I think most of us, especially those who were active, got away with eating junk all the time. Try to steer him towards better choices.


If you have power & HR numbers compare his races. Is he just redlining too long and blowing up? Are the other races better paced? Is it mental… not in the lead group so gives up?

At this age it could be anything. School stress, friends, girls, social media, etc. are all part of the stress reservoir. Throw in growth spurts, hormones, and who knows what else and performance is all over. As many have mentioned kids who bomb usually didn’t eat lunch “because they are too busy” or are not getting enough sleep.

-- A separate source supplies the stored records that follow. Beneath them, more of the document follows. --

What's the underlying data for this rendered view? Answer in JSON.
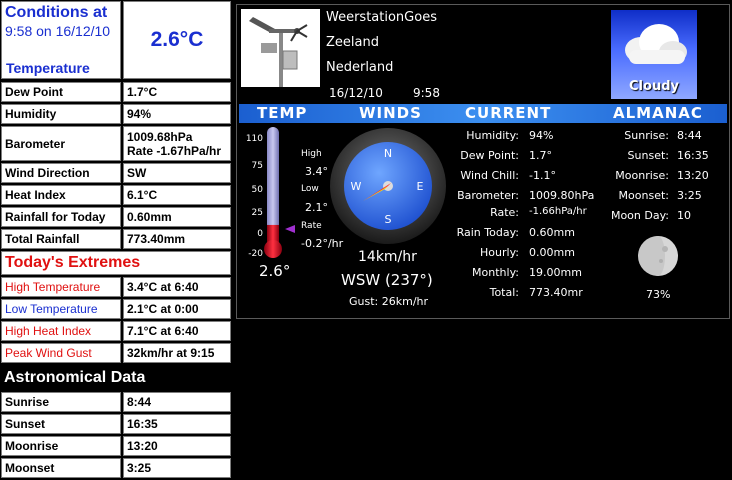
{
  "conditions": {
    "title": "Conditions at",
    "time_line": "9:58 on 16/12/10",
    "temp_label": "Temperature",
    "temperature": "2.6°C"
  },
  "rows": [
    {
      "label": "Dew Point",
      "value": "1.7°C"
    },
    {
      "label": "Humidity",
      "value": "94%"
    },
    {
      "label": "Barometer",
      "value": "1009.68hPa",
      "value2": "Rate -1.67hPa/hr"
    },
    {
      "label": "Wind Direction",
      "value": "SW"
    },
    {
      "label": "Heat Index",
      "value": "6.1°C"
    },
    {
      "label": "Rainfall for Today",
      "value": "0.60mm"
    },
    {
      "label": "Total Rainfall",
      "value": "773.40mm"
    }
  ],
  "extremes_title": "Today's Extremes",
  "extremes": [
    {
      "label": "High Temperature",
      "value": "3.4°C at 6:40",
      "color": "#e01010"
    },
    {
      "label": "Low Temperature",
      "value": "2.1°C at 0:00",
      "color": "#1a2fd0"
    },
    {
      "label": "High Heat Index",
      "value": "7.1°C at 6:40",
      "color": "#e01010"
    },
    {
      "label": "Peak Wind Gust",
      "value": "32km/hr at 9:15",
      "color": "#e01010"
    }
  ],
  "astro_title": "Astronomical Data",
  "astro": [
    {
      "label": "Sunrise",
      "value": "8:44"
    },
    {
      "label": "Sunset",
      "value": "16:35"
    },
    {
      "label": "Moonrise",
      "value": "13:20"
    },
    {
      "label": "Moonset",
      "value": "3:25"
    }
  ],
  "station": {
    "name": "WeerstationGoes",
    "region": "Zeeland",
    "country": "Nederland",
    "date": "16/12/10",
    "time": "9:58",
    "forecast": "Cloudy"
  },
  "sections": [
    "TEMP",
    "WINDS",
    "CURRENT",
    "ALMANAC"
  ],
  "thermo": {
    "ticks": [
      "110",
      "75",
      "50",
      "25",
      "0",
      "-20"
    ],
    "high_label": "High",
    "high": "3.4°",
    "low_label": "Low",
    "low": "2.1°",
    "rate_label": "Rate",
    "rate": "-0.2°/hr",
    "current": "2.6°",
    "level_fraction": 0.17,
    "accent": "#c8102e"
  },
  "wind": {
    "compass": [
      "N",
      "E",
      "S",
      "W"
    ],
    "speed": "14km/hr",
    "direction": "WSW (237°)",
    "gust": "Gust:  26km/hr",
    "bearing_deg": 237,
    "dial_color": "#2a6ef0"
  },
  "current": [
    {
      "label": "Humidity:",
      "value": "94%"
    },
    {
      "label": "Dew Point:",
      "value": "1.7°"
    },
    {
      "label": "Wind Chill:",
      "value": "-1.1°"
    },
    {
      "label": "Barometer:",
      "value": "1009.80hPa"
    },
    {
      "label": "Rate:",
      "value": "-1.66hPa/hr"
    },
    {
      "label": "Rain Today:",
      "value": "0.60mm"
    },
    {
      "label": "Hourly:",
      "value": "0.00mm"
    },
    {
      "label": "Monthly:",
      "value": "19.00mm"
    },
    {
      "label": "Total:",
      "value": "773.40mr"
    }
  ],
  "almanac": [
    {
      "label": "Sunrise:",
      "value": "8:44"
    },
    {
      "label": "Sunset:",
      "value": "16:35"
    },
    {
      "label": "Moonrise:",
      "value": "13:20"
    },
    {
      "label": "Moonset:",
      "value": "3:25"
    },
    {
      "label": "Moon Day:",
      "value": "10"
    }
  ],
  "moon_percent": "73%",
  "icons": {
    "station": "weather-station-icon",
    "forecast": "cloud-icon",
    "moon": "moon-phase-icon",
    "compass": "compass-icon",
    "thermometer": "thermometer-icon"
  }
}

But if you are confident it’s not one of these… it’s probably because of a girl. :crazy_face:

He’s 16, inconsistancy is normal. Watch some of van der Poel’s early CX races, and you can see similar things.

I do get it is frustrating for him (and you) though, so using that as motivation to change something. This might be a good time for him to learn about nutrition, and to work out a good warm up and pre-race food protocol.

If he’s adamant its sleep, maybe see if you can track his sleep with a watch or even just a phone app? Even if its not 100% accurate, it’ll give you some more information, and might convince him that its not sleep and he has to look for something else.

1 Like

Yeah sure but the kid is racing XC for about 1 hr. Even pro cyclocross riders don’t ride with bottles let alone nutrition. It’s not his problem, or at least not why the kid is blowing up in this context

It still matters what he eats the day before and right before the race. Teaching young athletes the basics when it comes to nutrition is super important.

Even for short races, I would still encourage taking on fuel and liquids. It is just a good habit to build. On hot days, maybe he just needs the water even if he can do without carbs.

Unlike CX, XC races have feed zones, and I think you should drink. (AFAIK in CX races if you want a bottle, you’ll get a bike for free.)

Your advice is good advice in general, but it’s out of context. Do you really think this kid is bonking in the first 5-10min of the race? It’s about an hour race


If you don’t eat properly in general, then yes, that might be a reason. Or if it is super hot and humid, you might need to drink even during short races.(*) How many kids do you know who skip breakfast or have an inadequate breakfast. What if they skipped breakfast, drank very little all day, ate junk food from the school cafeteria for lunch or pop tarts and then expected to perform? (I was never one who skipped breakfast, but many classmates in the US did. And we had a toaster for pop tarts at our High School cafeteria. Not sure if this is still a thing.)

Look, I am not claiming “It obviously is nutrition and hydration, and only nutrition and hydration.” In all likelihood, it is the combination of a whole bunch of confounding factors — but I think ticking inadequate nutrition and hydration off the list is the first thing I’d do. The next factor to address is sleep. Hence, my advice is to start teaching him about the value of proper nutrition and hydration. That includes nutrition before, during and after exercise. To reinforce what you ate for dinner the night before may impact your performance.

(*) Two years ago I did a crit race on the hottest day of the year. The longest race was about 45 minutes long, most were under 30 minutes. Despite that, three athletes suffered from heat stroke and had to be taken to a hospital by ambulances. Two of them were in their late teens/early twenties, super fit. Our team captain had to pull the plug during the race, because he was close to having a heat stroke. I remember on the way back (70 km to and from the venue), my heart rate was in the mid-150s just doing easy Z2.

Again, I am not saying this is what happened here, but e. g. hydration can be a factor on even short races, especially if you haven’t recharged your system when you had the chance.


Im just gonna ask if you’ve had him cleared from medical/cardiology standpoint?

1 Like